Ulster Special Constabulary Begins Patrols at Brown’s Square

Belfast News-Letter, 28 February 1921

The Ulster Special Constabulary was established in December 1920, in response to increased violence across Ireland related to the War of Independence. The volunteers, also known as the B Specials, were recruited from Protestant communities as reinforcements for the Royal Irish Constabulary, and to defend against attacks by the IRA. Here, the Belfast News-Letter reported on recent patrols by the USC in Belfast, carried out with the support of local officials.

Special Constabulary: Patrols on Duty at Brown’s Square

The new scheme, Class B, has met with exceptional support, and proved most popular in the Shankill district, the entire area being now patrolled by the men of the locality in conjunction with the permanent members of the R.I.C., who have rendered great assistance in the formation of the new force. The applicants have been so numerous that the quota has been practically obtained, and the surplus in the meantime may be transferred to Class C.

Patrols are already working from Craven Street barracks and Shankill Road barracks, and the remaining station, Brown Square, sent out its first patrol on Saturday night at eight o’clock.
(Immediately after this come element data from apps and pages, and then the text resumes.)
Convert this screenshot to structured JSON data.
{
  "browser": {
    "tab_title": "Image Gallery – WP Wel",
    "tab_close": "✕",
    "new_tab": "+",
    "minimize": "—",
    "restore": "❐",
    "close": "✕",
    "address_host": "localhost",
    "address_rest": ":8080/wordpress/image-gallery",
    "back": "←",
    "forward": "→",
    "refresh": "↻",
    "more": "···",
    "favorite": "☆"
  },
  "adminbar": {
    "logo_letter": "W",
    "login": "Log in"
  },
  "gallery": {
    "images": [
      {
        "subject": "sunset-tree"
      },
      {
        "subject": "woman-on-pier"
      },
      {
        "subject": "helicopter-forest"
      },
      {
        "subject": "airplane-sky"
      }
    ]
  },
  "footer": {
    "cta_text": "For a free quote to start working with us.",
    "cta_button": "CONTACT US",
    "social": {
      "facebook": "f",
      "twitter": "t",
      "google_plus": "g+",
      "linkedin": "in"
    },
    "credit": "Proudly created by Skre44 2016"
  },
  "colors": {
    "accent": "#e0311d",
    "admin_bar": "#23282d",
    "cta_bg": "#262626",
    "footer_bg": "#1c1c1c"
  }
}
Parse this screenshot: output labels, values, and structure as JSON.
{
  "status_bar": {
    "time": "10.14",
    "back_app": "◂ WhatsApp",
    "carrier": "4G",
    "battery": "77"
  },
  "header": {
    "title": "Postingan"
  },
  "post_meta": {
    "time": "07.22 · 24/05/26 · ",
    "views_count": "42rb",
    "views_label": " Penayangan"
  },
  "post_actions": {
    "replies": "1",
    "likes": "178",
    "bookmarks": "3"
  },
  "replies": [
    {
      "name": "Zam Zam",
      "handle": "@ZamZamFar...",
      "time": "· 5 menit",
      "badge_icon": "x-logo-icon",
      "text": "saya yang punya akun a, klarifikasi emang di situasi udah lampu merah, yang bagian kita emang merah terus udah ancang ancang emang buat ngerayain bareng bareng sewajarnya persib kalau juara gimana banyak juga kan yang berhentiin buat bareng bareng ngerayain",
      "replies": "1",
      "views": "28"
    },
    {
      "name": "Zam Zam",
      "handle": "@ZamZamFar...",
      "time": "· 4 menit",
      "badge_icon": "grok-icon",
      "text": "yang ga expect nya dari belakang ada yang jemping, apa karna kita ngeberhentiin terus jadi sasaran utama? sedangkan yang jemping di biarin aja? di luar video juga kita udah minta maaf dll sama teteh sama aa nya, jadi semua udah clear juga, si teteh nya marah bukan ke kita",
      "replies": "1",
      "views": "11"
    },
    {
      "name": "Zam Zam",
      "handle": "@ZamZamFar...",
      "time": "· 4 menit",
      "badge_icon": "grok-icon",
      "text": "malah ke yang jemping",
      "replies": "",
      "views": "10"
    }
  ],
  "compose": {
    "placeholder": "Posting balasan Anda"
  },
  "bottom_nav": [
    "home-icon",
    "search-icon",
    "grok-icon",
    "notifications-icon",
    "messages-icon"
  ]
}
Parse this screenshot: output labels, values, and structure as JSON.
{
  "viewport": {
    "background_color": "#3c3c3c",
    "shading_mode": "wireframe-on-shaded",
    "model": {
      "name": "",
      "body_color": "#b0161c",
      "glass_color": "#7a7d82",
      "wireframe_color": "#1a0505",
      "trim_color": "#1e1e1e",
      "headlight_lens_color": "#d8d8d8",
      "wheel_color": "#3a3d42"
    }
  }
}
This was inspected by Lieut-Colonel W.R. Goodwin, C.M.G., D.S.O., city commandant. Captain Gaussen, adjutant; David A. Fee, J.P., station commandant; Councillor W.J. Bickerstaff, station commandant (Brown Square). Commissioners Robert Scott, Martin Craig, assistant District Commandant Head-Constable Malseed, were in attendance. The High Sheriff of Belfast, Alderman Joseph Davison, J.P: (chairman of the Police Committee), and Mr Harry Taylor, J.P., addressed the men prior to going on duty.